» How to complete this task:
Where a line holds the word "Calculation", count it, then give only the total for the entries below.
[Opening Extracted information section]
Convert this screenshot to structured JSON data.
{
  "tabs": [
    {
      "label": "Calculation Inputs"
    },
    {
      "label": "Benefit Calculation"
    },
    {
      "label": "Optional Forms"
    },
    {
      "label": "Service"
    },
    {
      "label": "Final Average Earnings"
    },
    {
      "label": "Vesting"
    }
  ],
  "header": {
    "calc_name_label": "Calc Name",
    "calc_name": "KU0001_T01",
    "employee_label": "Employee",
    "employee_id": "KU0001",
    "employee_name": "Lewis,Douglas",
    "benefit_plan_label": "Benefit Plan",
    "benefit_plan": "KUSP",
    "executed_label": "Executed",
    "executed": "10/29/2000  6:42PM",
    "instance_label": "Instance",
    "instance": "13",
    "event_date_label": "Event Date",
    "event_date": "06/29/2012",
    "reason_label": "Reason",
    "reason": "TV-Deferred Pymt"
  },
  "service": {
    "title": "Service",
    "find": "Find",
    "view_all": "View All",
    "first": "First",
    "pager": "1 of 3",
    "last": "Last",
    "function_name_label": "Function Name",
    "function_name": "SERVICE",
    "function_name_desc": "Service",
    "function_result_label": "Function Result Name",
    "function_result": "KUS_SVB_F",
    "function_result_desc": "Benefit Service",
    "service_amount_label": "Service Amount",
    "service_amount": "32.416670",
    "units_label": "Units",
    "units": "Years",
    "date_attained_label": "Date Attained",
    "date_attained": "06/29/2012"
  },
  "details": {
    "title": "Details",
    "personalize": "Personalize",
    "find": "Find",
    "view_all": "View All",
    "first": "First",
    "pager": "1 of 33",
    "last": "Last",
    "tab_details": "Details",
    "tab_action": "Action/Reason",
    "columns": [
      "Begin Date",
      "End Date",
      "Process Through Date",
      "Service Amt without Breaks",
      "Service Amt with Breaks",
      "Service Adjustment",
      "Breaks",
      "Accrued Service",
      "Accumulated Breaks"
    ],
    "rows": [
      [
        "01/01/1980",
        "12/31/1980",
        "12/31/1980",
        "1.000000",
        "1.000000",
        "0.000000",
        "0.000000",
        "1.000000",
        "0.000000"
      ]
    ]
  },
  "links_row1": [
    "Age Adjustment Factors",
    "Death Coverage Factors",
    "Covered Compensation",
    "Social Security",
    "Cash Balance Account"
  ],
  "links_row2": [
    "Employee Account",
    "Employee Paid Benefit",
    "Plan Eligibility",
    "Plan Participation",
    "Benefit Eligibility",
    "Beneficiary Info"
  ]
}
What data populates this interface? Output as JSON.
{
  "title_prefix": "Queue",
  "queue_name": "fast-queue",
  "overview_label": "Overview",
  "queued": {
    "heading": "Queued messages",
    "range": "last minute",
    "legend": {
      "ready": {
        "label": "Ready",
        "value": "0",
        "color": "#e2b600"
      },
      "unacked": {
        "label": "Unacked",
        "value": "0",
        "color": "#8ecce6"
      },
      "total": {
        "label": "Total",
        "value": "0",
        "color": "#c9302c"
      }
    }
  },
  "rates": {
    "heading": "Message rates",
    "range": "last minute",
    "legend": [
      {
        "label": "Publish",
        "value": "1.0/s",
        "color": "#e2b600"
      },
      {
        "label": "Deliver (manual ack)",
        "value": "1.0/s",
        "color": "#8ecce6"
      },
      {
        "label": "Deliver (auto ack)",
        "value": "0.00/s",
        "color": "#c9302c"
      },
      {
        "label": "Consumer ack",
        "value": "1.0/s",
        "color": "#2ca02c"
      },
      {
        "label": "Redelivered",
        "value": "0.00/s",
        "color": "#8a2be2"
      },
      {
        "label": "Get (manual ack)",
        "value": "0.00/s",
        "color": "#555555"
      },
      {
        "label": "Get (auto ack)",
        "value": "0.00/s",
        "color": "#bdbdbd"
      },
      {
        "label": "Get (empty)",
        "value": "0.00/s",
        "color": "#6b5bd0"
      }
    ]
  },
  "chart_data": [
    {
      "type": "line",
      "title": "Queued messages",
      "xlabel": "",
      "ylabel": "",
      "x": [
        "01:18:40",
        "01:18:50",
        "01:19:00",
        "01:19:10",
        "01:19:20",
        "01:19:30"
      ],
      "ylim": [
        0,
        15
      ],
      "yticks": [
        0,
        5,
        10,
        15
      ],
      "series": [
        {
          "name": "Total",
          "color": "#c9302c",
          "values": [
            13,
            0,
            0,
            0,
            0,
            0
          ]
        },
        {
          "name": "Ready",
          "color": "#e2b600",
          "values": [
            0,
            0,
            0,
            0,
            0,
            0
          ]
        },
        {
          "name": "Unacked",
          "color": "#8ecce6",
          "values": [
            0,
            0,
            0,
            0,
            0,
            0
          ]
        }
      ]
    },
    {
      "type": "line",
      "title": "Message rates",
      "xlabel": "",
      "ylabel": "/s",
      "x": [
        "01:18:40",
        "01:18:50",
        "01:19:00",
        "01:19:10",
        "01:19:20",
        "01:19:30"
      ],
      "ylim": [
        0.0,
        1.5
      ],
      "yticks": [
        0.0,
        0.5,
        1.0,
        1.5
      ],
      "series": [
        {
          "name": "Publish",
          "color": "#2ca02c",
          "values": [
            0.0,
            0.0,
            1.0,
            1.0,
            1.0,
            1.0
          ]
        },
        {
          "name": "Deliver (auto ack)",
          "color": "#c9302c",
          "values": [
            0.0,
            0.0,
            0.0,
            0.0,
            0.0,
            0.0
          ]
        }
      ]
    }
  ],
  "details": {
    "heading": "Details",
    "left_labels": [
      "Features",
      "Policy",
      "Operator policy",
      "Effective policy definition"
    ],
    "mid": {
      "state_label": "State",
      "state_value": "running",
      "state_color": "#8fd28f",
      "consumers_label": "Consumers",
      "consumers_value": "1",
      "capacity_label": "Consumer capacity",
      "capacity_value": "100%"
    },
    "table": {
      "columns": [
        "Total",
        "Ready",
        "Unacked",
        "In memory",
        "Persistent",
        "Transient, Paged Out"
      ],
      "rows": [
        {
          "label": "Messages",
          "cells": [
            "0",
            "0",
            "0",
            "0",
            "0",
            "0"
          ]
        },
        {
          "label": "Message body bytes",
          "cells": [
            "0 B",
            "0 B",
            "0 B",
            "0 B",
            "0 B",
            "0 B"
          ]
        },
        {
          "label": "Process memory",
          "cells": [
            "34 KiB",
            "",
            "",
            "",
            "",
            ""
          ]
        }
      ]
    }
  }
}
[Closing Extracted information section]
» Answer section:
2